The best part about eating in a cultural melting pot like Shanghai, is being able to taste your way through all of China – without actually leaving the city! Fast paced and ever boasting with new amazing eateries, Shanghai has become the home of some of the best Chinese food, thanks to a huge influx of migrants bringing their own food culture to the heart of the city.
So much so, finding local (non-touristy) restaurants can prove to be a bit of a challenge, especially as many places don’t advertise and instead, rely solely on word of mouth. Here are some insider tips on how to eat your way through Shanghai like a local:
The French Concession is a great place to start with an abundance of epicurean delights on offer – from local street stalls to wet markets and little hole in the walls only locals know about, you’re sure to find something that will satisfy your taste buds!
First, grab yourself a stewed pork sandwich from Fresh Bread Roujiamo. A traditional snack from the Shaanxi province (northern China), Roujiamo is believed to be the world’s oldest sandwich since its bread dates back to the Qin dynasty (221–206 BC) and its meat to the Zhou dynasty (1045–256 BC). It is hard to find anywhere else outside of big hubs like Shanghai and Beijing, so it’s a must try on your food journey!
Next, make your way to Golden Phoenix, a Hong Kong style Cantonese restaurant for the best roasted meat platter you’ve ever tasted – including goose, duck and pork. 75% of all meat consumption in China is pork, with beef considered a delicacy. Accompany this with beef fried rice noodles, a traditional pineapple bun and mango pudding to finish. The incorporation of sweets at the end of a meal and the use of dairy derives from British influence.
If you feel like seafood, Ningbo Old-Style Restaurant is the place for you! Try their fried yellow croaker & seaweed, fried bamboo shoots with shrimp & duck, pickled jelly fish, stir-fried rice cakes and mashed favas as side dishes. With new exciting flavours and textures, you may find this to be the biggest departure from traditional ideas of Chinese food. Interestingly, in Chinese culture a meal isn’t complete without 5 colours, textures and flavours. So don’t be shy to try different dishes and have a few glasses of Baijiu with your meal, the most consumed spirit in China!

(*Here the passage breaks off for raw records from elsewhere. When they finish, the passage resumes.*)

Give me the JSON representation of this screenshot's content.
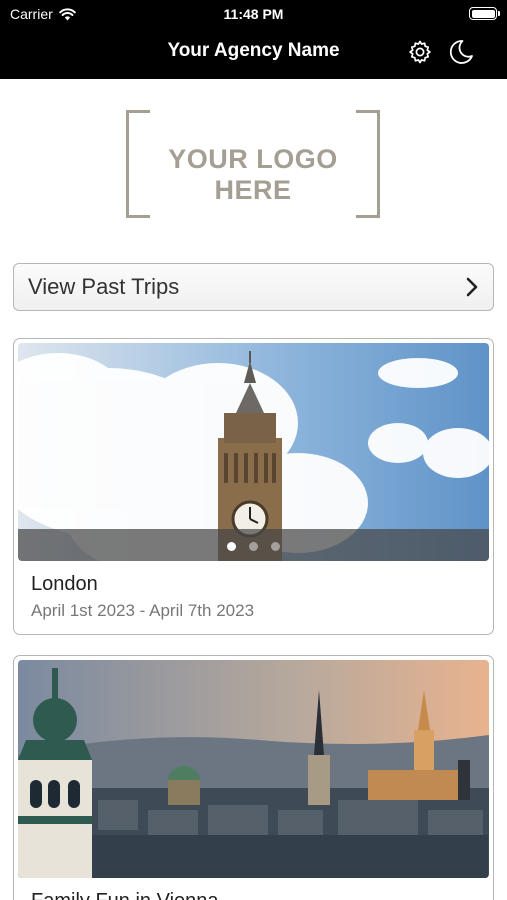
{
  "status_bar": {
    "carrier": "Carrier",
    "time": "11:48 PM"
  },
  "nav": {
    "title": "Your Agency Name",
    "settings_icon": "gear-icon",
    "theme_icon": "moon-icon"
  },
  "logo": {
    "text": "YOUR LOGO HERE"
  },
  "past_trips": {
    "label": "View Past Trips",
    "icon": "chevron-right-icon"
  },
  "trips": [
    {
      "name": "London",
      "dates": "April 1st 2023 - April 7th 2023",
      "photo_count": 3,
      "active_photo": 1
    },
    {
      "name": "Family Fun in Vienna",
      "dates": ""
    }
  ],
  "colors": {
    "header_bg": "#000000",
    "logo_color": "#a59f93",
    "card_border": "#b6b6b6",
    "date_text": "#777777"
  }
}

If you are feeling adventurous and like spicy food, try the famous rabbit heads at Shy Pepper Restaurant, along with cowpea noodles, scrumptious chili wontons and some ‘oh so satisfying’ rice cakes. Husking one of these rabbit heads is an art in itself, so you might want to ask one of the staff to show you how to proceed!